Data items
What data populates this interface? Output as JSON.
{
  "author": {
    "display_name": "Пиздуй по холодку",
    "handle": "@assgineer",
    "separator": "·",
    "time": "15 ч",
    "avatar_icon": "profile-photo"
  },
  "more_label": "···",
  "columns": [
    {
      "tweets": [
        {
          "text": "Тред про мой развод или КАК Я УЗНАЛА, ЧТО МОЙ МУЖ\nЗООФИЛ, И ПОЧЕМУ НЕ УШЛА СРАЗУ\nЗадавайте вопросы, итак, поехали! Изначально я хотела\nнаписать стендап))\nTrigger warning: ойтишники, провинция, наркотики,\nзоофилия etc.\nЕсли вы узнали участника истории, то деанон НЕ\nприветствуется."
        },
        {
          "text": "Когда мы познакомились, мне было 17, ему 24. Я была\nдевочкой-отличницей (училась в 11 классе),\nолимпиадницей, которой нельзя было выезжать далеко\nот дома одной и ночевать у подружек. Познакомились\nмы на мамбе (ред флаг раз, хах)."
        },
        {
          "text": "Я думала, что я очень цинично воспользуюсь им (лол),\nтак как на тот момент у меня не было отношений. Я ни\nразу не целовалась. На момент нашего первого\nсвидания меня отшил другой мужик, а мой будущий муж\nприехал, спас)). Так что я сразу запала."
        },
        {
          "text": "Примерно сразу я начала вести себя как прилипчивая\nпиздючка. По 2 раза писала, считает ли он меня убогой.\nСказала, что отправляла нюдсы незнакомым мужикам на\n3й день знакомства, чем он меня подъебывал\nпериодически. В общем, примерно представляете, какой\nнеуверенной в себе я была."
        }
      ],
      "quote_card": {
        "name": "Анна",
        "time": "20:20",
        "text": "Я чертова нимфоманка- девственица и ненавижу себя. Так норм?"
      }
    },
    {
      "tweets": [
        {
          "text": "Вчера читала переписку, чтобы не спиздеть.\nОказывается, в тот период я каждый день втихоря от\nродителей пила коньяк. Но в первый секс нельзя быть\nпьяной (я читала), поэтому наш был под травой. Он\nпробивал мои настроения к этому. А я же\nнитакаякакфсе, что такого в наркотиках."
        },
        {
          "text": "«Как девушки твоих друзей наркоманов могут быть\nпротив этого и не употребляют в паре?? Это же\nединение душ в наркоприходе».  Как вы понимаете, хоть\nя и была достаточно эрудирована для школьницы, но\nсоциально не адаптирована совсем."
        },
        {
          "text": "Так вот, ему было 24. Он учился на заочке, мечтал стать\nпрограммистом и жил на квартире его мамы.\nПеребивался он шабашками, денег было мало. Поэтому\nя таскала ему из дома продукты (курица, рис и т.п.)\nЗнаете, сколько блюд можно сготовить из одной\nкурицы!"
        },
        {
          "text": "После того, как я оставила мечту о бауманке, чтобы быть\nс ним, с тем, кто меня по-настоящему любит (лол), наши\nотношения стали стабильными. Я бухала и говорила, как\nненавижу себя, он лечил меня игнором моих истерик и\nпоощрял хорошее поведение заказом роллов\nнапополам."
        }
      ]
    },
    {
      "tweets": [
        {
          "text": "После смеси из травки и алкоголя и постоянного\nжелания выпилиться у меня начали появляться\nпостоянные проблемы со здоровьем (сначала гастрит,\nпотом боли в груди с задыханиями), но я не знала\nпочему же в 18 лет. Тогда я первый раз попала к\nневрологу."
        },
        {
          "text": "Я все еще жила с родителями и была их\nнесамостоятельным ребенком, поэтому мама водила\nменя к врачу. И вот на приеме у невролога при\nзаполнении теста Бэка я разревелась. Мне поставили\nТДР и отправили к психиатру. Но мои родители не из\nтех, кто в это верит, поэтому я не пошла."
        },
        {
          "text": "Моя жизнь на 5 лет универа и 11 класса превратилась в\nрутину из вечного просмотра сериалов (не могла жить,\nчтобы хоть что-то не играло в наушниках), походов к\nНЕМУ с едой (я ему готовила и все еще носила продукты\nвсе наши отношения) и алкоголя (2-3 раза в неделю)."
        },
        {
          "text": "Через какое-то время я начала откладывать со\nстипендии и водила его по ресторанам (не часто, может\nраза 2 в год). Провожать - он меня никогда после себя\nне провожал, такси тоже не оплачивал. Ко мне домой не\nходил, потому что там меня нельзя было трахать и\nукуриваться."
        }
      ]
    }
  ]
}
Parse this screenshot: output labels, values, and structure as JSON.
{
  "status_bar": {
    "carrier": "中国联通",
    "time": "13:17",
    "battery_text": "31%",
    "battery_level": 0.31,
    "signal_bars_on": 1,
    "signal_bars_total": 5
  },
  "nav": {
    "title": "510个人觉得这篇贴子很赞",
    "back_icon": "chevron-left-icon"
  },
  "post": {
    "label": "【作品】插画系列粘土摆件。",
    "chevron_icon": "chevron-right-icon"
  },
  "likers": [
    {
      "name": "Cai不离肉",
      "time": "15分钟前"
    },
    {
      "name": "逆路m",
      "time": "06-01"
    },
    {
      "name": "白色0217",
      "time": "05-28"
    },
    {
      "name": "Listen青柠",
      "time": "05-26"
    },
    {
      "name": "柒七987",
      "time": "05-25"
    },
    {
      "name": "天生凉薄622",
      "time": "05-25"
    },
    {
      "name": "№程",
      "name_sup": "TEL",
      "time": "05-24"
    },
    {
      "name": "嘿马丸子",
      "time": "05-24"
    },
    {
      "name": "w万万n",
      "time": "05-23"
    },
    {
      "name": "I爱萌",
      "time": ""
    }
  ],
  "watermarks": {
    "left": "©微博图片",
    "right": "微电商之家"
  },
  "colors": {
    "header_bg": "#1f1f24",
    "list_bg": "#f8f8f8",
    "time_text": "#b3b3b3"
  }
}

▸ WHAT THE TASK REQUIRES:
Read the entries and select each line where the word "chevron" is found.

▸ OUTPUT BELOW:
    "back_icon": "chevron-left-icon"
    "chevron_icon": "chevron-right-icon"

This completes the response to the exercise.